Data records for software interfaces:

- - -

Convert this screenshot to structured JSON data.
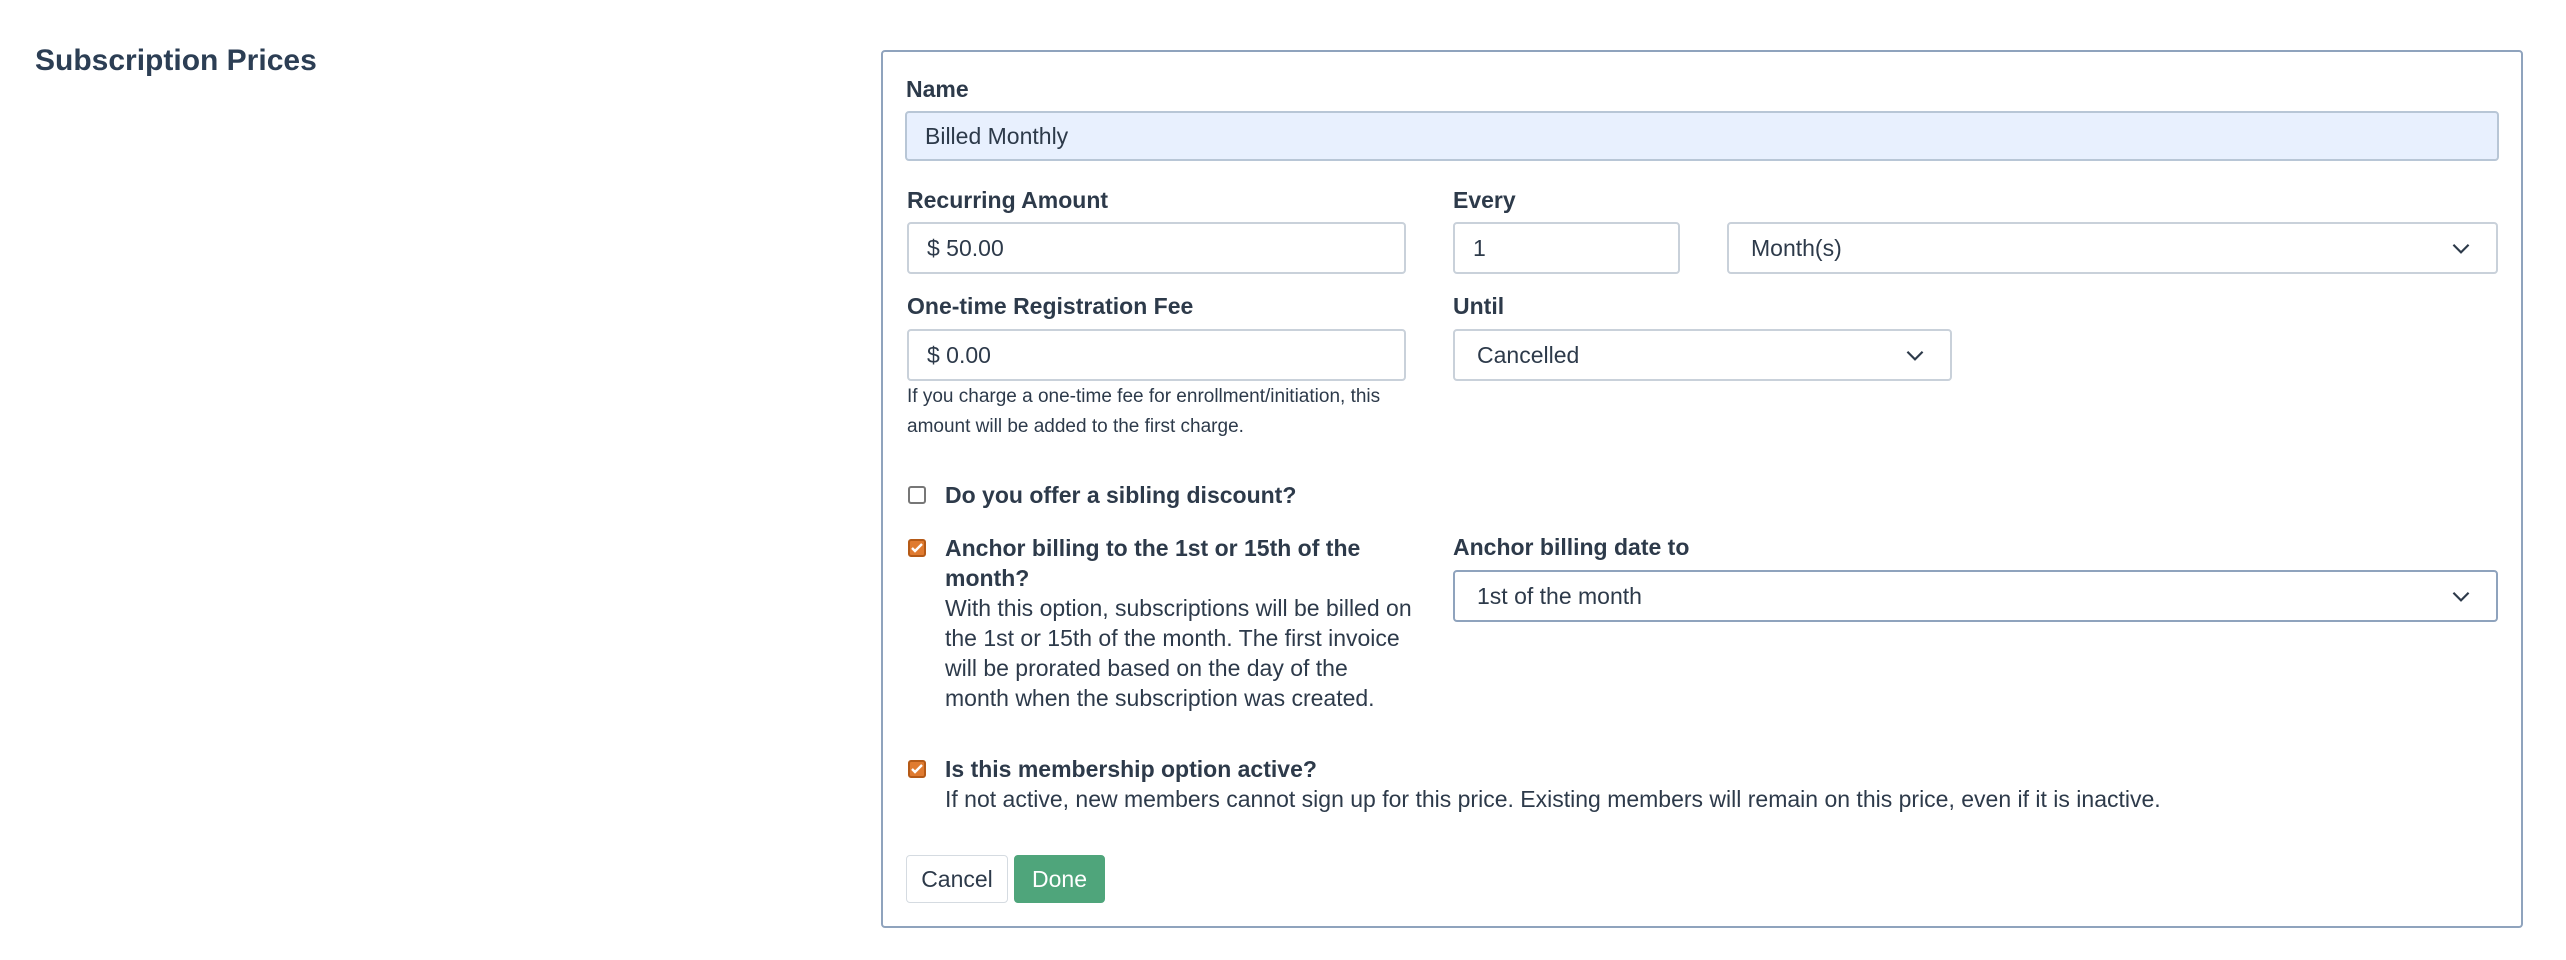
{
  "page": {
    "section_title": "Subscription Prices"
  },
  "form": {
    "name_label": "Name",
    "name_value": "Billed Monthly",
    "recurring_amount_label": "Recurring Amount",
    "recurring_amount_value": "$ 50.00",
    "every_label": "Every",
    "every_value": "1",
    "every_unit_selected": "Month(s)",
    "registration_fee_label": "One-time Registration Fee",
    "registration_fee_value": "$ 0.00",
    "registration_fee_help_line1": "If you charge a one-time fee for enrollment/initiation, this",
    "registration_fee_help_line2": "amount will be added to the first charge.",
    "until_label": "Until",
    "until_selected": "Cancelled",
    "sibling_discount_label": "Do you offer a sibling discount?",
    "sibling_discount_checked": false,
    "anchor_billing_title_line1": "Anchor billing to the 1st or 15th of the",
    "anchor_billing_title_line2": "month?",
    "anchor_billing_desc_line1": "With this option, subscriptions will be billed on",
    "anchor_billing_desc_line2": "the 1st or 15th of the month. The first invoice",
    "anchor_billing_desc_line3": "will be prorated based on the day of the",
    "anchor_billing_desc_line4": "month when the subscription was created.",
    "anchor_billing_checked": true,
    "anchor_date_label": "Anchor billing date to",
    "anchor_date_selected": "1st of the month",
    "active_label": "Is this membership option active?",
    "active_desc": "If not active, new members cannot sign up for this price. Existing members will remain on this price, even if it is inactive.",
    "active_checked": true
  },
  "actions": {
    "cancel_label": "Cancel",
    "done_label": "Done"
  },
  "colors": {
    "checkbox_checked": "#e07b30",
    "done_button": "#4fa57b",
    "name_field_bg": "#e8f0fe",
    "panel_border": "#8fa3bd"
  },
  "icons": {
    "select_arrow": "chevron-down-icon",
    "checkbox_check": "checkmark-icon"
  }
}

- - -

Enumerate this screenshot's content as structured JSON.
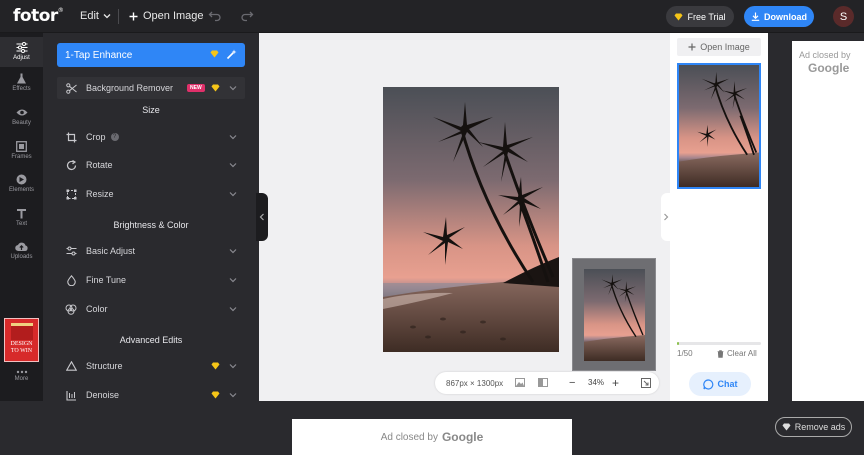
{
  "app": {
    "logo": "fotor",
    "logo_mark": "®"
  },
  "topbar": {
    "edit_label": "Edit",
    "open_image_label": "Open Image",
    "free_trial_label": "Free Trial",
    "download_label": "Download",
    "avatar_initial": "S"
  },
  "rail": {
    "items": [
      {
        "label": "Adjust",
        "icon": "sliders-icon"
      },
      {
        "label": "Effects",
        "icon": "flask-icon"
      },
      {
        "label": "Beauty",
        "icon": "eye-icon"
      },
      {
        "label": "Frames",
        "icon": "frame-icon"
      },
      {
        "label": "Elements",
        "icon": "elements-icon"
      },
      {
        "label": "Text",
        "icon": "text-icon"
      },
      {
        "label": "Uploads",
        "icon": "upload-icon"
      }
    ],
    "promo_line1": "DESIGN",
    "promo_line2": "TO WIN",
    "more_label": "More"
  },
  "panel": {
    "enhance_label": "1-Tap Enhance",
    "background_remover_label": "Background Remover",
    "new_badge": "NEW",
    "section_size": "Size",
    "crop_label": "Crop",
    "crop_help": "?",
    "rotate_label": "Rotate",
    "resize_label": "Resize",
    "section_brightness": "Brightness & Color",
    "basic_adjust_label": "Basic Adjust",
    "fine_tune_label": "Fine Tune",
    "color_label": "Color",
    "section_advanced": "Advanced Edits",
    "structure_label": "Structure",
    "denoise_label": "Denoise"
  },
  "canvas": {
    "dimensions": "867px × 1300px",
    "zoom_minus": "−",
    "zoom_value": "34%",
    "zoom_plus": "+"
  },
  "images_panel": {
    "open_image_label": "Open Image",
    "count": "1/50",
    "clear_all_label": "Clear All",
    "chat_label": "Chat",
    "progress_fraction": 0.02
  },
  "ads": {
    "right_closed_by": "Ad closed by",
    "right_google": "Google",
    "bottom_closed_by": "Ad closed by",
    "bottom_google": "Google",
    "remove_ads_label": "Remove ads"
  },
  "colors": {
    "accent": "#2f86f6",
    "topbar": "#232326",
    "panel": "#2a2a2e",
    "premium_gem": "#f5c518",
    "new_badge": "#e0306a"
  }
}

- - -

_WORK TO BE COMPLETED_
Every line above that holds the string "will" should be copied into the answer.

_OUTPUT BELOW_
    "registration_fee_help_line2": "amount will be added to the first charge.",
    "anchor_billing_desc_line1": "With this option, subscriptions will be billed on",
    "anchor_billing_desc_line3": "will be prorated based on the day of the",
    "active_desc": "If not active, new members cannot sign up for this price. Existing members will remain on this price, even if it is inactive.",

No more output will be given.